Community life centers on residents getting on their feet. They must take classes in home maintenance and financial literacy. The Cass headquarters sits nearby and offers educational, mental health, and nutrition programs. Built on two vacant lots on Detroit’s northwest side, the community has brought hope and excitement to a blighted neighborhood.
A number of tiny house communities around the country have been formed to solve the problems of the homeless. For residents of Quixote Village in Olympia, WA, community living means safety and a path to both stability and an improved quality of life.
Funded by a grant and private contributions, Quixote Village provides tiny homes to locals who are experiencing homelessness. Although the simple 144-square-foot houses fulfill shelter needs, living in the community adds the peer support and mentoring residents need to get back on their feet.

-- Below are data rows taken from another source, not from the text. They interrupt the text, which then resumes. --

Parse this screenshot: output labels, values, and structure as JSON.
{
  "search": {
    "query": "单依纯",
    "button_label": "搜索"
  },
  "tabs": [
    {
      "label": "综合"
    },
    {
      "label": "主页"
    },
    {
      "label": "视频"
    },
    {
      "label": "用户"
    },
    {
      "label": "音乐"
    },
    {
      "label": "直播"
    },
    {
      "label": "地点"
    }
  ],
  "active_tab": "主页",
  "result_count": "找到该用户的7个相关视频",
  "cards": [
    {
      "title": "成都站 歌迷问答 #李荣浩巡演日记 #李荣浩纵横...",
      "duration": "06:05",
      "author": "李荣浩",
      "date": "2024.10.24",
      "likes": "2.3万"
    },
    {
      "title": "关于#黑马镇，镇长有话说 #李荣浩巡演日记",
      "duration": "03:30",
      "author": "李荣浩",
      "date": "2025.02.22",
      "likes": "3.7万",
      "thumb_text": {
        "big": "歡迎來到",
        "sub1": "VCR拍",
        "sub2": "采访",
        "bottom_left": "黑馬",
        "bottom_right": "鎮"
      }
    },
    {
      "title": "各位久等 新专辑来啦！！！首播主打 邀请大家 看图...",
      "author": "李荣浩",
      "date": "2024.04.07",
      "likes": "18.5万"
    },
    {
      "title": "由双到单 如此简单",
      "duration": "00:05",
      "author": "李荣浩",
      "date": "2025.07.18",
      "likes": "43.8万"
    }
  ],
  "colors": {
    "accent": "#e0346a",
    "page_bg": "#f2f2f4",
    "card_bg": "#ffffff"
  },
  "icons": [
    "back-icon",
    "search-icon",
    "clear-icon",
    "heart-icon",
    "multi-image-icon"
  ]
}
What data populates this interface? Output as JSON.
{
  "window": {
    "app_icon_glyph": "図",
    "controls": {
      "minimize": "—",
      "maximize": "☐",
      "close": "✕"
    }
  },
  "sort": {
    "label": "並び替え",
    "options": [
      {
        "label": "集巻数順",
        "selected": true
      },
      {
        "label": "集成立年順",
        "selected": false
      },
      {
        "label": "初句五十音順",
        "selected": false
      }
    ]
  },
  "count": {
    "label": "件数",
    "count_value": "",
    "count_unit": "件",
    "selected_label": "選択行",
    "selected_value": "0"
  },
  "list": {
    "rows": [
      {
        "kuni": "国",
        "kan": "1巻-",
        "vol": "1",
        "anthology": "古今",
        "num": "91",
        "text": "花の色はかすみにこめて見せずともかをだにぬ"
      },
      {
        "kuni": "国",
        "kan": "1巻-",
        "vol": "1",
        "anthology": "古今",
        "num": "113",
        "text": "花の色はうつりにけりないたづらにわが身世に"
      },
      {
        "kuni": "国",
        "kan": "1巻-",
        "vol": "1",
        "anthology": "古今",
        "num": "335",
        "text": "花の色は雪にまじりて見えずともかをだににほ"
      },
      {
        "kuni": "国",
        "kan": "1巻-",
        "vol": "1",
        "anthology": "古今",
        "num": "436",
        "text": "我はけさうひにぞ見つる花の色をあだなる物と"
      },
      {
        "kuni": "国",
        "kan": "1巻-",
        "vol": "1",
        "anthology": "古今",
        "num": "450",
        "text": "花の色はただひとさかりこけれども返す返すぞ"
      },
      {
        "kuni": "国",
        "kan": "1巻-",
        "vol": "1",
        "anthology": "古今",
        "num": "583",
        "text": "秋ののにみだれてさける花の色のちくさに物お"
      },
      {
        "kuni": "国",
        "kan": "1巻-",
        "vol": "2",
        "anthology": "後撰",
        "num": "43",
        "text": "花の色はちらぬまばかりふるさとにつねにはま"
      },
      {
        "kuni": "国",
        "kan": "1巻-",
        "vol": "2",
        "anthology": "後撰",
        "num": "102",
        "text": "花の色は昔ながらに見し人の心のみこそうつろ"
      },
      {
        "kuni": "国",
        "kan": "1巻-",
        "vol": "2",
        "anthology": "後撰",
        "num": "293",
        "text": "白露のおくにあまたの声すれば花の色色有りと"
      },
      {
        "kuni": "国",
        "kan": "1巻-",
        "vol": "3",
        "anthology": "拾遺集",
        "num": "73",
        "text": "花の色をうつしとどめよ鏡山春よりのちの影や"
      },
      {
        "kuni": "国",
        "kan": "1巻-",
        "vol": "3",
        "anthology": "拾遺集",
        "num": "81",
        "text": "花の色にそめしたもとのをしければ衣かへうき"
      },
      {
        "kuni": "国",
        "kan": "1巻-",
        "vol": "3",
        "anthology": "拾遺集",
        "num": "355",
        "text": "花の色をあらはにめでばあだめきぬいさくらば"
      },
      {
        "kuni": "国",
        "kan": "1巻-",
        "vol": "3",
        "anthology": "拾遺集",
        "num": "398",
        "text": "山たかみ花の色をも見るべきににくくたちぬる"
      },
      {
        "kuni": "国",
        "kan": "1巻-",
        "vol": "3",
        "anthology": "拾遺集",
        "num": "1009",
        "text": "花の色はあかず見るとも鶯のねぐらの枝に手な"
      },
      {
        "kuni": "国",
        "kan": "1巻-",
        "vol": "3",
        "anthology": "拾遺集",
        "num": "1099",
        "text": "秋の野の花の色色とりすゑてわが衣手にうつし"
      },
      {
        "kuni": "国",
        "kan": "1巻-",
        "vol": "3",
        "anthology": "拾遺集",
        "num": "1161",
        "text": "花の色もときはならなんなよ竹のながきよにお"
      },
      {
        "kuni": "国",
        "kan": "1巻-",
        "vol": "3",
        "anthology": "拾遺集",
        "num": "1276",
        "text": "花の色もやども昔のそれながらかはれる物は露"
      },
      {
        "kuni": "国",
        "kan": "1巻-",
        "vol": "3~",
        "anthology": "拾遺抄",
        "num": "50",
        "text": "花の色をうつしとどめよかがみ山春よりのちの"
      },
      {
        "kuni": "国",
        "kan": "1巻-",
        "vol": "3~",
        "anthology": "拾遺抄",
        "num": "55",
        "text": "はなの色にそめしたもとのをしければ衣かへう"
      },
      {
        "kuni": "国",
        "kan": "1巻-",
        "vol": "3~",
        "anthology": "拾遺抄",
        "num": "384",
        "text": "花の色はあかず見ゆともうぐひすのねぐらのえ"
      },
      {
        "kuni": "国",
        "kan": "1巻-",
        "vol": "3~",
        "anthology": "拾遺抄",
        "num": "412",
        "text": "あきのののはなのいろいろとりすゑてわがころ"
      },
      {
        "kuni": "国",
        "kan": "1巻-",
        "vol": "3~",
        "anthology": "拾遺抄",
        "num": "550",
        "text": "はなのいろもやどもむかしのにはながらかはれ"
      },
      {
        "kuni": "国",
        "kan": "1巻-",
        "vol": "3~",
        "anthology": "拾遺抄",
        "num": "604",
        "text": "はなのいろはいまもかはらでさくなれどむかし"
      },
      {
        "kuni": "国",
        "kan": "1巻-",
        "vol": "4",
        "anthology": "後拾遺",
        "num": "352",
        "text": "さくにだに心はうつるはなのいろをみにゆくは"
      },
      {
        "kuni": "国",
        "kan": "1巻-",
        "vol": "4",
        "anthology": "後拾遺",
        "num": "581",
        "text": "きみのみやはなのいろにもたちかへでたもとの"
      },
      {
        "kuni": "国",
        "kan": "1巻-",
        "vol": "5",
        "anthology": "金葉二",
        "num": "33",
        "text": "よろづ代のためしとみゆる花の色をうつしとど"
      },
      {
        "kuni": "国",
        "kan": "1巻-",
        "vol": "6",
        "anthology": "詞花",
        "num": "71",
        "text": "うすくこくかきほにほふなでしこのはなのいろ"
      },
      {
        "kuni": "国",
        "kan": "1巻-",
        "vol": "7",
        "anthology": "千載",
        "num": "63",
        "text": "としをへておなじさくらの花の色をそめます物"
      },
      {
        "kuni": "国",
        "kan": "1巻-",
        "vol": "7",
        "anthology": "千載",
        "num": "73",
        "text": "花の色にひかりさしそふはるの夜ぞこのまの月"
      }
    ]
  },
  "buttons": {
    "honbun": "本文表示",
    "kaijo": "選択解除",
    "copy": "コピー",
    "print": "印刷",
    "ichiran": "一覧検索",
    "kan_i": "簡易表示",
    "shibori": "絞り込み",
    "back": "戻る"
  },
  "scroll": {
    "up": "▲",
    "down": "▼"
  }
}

Staff and residents work elbow-to-elbow. Residents have proven tough survivors successful in getting jobs and an education. They work with full community support in overcoming any physical or mental health issues. Living in a community where each resident has a lawn and an individual porch creates a pride of ownership that fosters hope for the future.
The victim of child neglect, 51-year-old Penny left home for good at age 10. While living on the streets in Austin, TX, she heard about Community First! Village from food truck volunteers. She now has a permanent home in the 27-acre tiny home community.
Community First! is more than buildings. Walking trails and a community garden encourage peace of mind. Residents have places for worship, fellowship, and study and a medical facility. Micro-business opportunities enable them to earn an income while they heal.
Though it began as a way to save on housing costs and simplify life, the tiny house movement has evolved into much more. Across the country, tiny home communities with the specific goal of helping the homeless and others needing a fresh start are forming. They provide far more than safe shelter. For so many, they offer crucial first steps on the path to a better life.
Kris Lindahl REALTOR® CRS CLHMS
2407 109th Ave NE Suite 110
Blaine, MN 55449
Don’t Forget to Check Out My All New “Minnesota Moving Guide“!